That made the Schindler family suspicious and caused them to suspect foul play associated with her collapse. Their concerns focused on medical documents showing possible abuse, evidence of a heated argument on the day before Terri’s overnight collapse, and Michael’s failure to quickly report the collapse to medical personnel and his failure to recall when he dialed 911.

During the medical malpractice trial that followed Terri’s collapse, Michael testified that he found Terri at 5:00 AM. Later, in a 2003 television interview with CNN’s Larry King, he said he found Terri at 4:30 AM and did not call 911 until 5:40 AM.

George Felos, the euthanasia advocate who was Michael’s lead attorney claimed Michael called immediately after the collapse and that had he waited Terri would have died that day rather than becoming incapacitated.

Terri’s family disagreed.

"The major question for our family that now remains is what happened," Terri’s sister Suzanne Vitadamo said at a press conference. "When a person is without blood and oxygen to their brain, 70 minutes is a terribly long time when each second counts."

Terri’s family also wondered why local police did not conduct an investigation at the time.

Vitadamo questioned how Terri could have been found lying face down on the floor with her hands crossed and up high against her chest.

Mark Fuhrman, the Los Angeles policemen who achieved national notoriety in the O.J. Simpson murder trial, eventually wrote a book on the case. He said he doesn’t understand why more wasn’t done to investigate the collapse either.

"They never investigated anything," he told CBS News in an interview about his book.

"They arrive at the hospital. I understand, two patrol officers are there. An unexplained collapse. And they wait for the toxicology to come back that she wasn’t under the influence of drugs," he explained.

After doctors were unable to determine why Terri collapsed, Fuhrman said the police left.

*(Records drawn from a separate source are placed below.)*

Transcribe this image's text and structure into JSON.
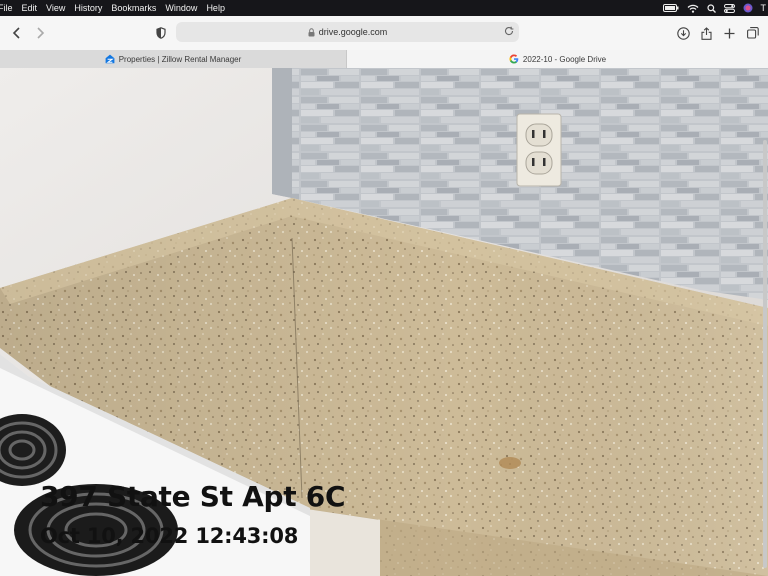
{
  "menubar": {
    "items": [
      "File",
      "Edit",
      "View",
      "History",
      "Bookmarks",
      "Window",
      "Help"
    ],
    "status_icons": [
      "battery-icon",
      "wifi-icon",
      "spotlight-icon",
      "control-center-icon",
      "siri-icon",
      "user-icon"
    ],
    "clock_fragment": "T"
  },
  "toolbar": {
    "address": "drive.google.com",
    "icons": [
      "back-icon",
      "forward-icon",
      "privacy-shield-icon",
      "lock-icon",
      "reload-icon",
      "downloads-icon",
      "share-icon",
      "new-tab-icon",
      "tab-overview-icon"
    ]
  },
  "tabs": [
    {
      "label": "Properties | Zillow Rental Manager",
      "active": false,
      "icon": "zillow-icon"
    },
    {
      "label": "2022-10 - Google Drive",
      "active": true,
      "icon": "google-icon"
    }
  ],
  "photo": {
    "caption_address": "397 State St Apt 6C",
    "caption_timestamp": "Oct 10, 2022 12:43:08"
  },
  "colors": {
    "menubar_bg": "#16161a",
    "toolbar_bg": "#f6f6f6",
    "countertop": "#cdbb98",
    "backsplash": "#b9bdc2",
    "wall": "#e7e4e2"
  }
}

"So they left, never to return, even though the doctors could never find out why she collapsed, why her heart was deprived of oxygen," he said.

In his book, Fuhrman cites a co-worker of Terri’s who recounts a conversation with her about an expensive haircut Terri got the afternoon before her collapse. Terri said her estranged husband Michael was furious with her and told the co-worker the two had a heated argument.

Fuhrman told CBS that he was surprised Michael couldn’t remember the events leading up to the collapse or when he called 911 to report Terri’s condition.

"He couldn’t even remember if they had an argument," Fuhrman explained after looking at court records.

"He couldn’t remember what time he left work, couldn’t remember what time he got home, couldn’t remember if she was awake or asleep. Couldn’t remember, when he found her, if she was face up or face down. It goes on and on," Fuhrman told CBS show host Hannah Storm.

"There are so many things that Michael Schiavo can’t seem to answer," Fuhrman concluded. "In a time when you would think that you would have a memory, a videotape that you could put on play and those memories and those images would be etched in your mind forever, he couldn’t figure them out, from the first morning to this very day."

He indicated Michael declined to be interviewed for his book. While Fuhrman does not accuse Michael of any crime, he believes Michael knows more about what caused Terri to enter into an incapacitated state than he’s saying.

Michael’s brother Brian told the St. Petersburg Times newspaper at the time that he thought the book was a part of a smear campaign by the Schindler family against Michael.

But, Michael never responded to a bone scan showing signs of possible physical trauma and conversations about a possible divorce before the collapse occurred.

And an autopsy on Terri’s body after she succumbed to the painful two week starvation and dehydration death, confirmed a potassium imbalance did not cause her collapse. Yet, it couldn’t pinpoint the cause of the collapse that put her in an incapacitated state.

Although no one may ever know exactly what caused Terri to collapse and become disabled, the world waited with bated breath as the legal and political battle over her life and death came to a head in March 2005.

Next: Leading up to Terri’s feeding tube removal.